### INFORMATION SHOWN
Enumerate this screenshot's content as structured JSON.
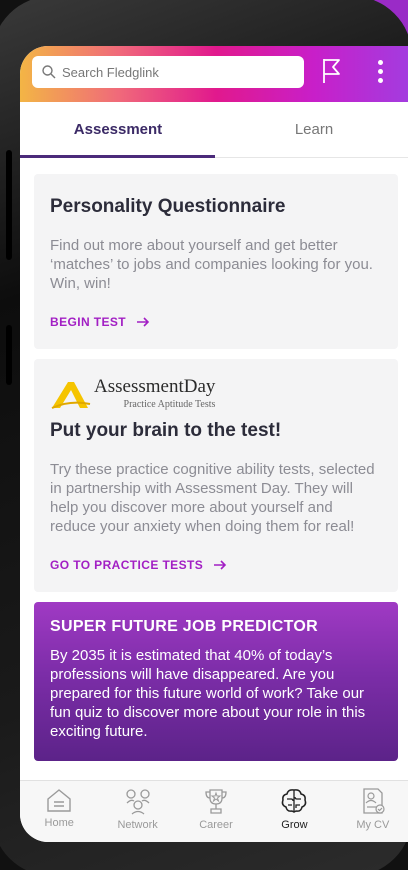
{
  "search": {
    "placeholder": "Search Fledglink"
  },
  "tabs": [
    {
      "label": "Assessment",
      "active": true
    },
    {
      "label": "Learn",
      "active": false
    }
  ],
  "cards": {
    "personality": {
      "title": "Personality Questionnaire",
      "body": "Find out more about yourself and get better ‘matches’ to jobs and companies looking for you. Win, win!",
      "cta": "BEGIN TEST"
    },
    "assessment_day": {
      "logo_title": "AssessmentDay",
      "logo_subtitle": "Practice Aptitude Tests",
      "title": "Put your brain to the test!",
      "body": "Try these practice cognitive ability tests, selected in partnership with Assessment Day. They will help you discover more about yourself and reduce your anxiety when doing them for real!",
      "cta": "GO TO PRACTICE TESTS"
    },
    "predictor": {
      "title": "SUPER FUTURE JOB PREDICTOR",
      "body": "By 2035 it is estimated that 40% of today’s professions will have disappeared. Are you prepared for this future world of work? Take our fun quiz to discover more about your role in this exciting future."
    }
  },
  "bottom_nav": [
    {
      "label": "Home",
      "icon": "home-icon",
      "active": false
    },
    {
      "label": "Network",
      "icon": "network-icon",
      "active": false
    },
    {
      "label": "Career",
      "icon": "trophy-icon",
      "active": false
    },
    {
      "label": "Grow",
      "icon": "brain-icon",
      "active": true
    },
    {
      "label": "My CV",
      "icon": "cv-icon",
      "active": false
    }
  ],
  "colors": {
    "accent": "#a21fc4",
    "tab_active": "#3b2a66",
    "header_gradient_start": "#f3b545",
    "header_gradient_end": "#a23de0"
  }
}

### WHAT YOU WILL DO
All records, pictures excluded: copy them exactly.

### RESPONSE TO THIS TASK
Enumerate this screenshot's content as structured JSON.
{
  "search": {
    "placeholder": "Search Fledglink"
  },
  "tabs": [
    {
      "label": "Assessment",
      "active": true
    },
    {
      "label": "Learn",
      "active": false
    }
  ],
  "cards": {
    "personality": {
      "title": "Personality Questionnaire",
      "body": "Find out more about yourself and get better ‘matches’ to jobs and companies looking for you. Win, win!",
      "cta": "BEGIN TEST"
    },
    "assessment_day": {
      "logo_title": "AssessmentDay",
      "logo_subtitle": "Practice Aptitude Tests",
      "title": "Put your brain to the test!",
      "body": "Try these practice cognitive ability tests, selected in partnership with Assessment Day. They will help you discover more about yourself and reduce your anxiety when doing them for real!",
      "cta": "GO TO PRACTICE TESTS"
    },
    "predictor": {
      "title": "SUPER FUTURE JOB PREDICTOR",
      "body": "By 2035 it is estimated that 40% of today’s professions will have disappeared. Are you prepared for this future world of work? Take our fun quiz to discover more about your role in this exciting future."
    }
  },
  "bottom_nav": [
    {
      "label": "Home",
      "icon": "home-icon",
      "active": false
    },
    {
      "label": "Network",
      "icon": "network-icon",
      "active": false
    },
    {
      "label": "Career",
      "icon": "trophy-icon",
      "active": false
    },
    {
      "label": "Grow",
      "icon": "brain-icon",
      "active": true
    },
    {
      "label": "My CV",
      "icon": "cv-icon",
      "active": false
    }
  ],
  "colors": {
    "accent": "#a21fc4",
    "tab_active": "#3b2a66",
    "header_gradient_start": "#f3b545",
    "header_gradient_end": "#a23de0"
  }
}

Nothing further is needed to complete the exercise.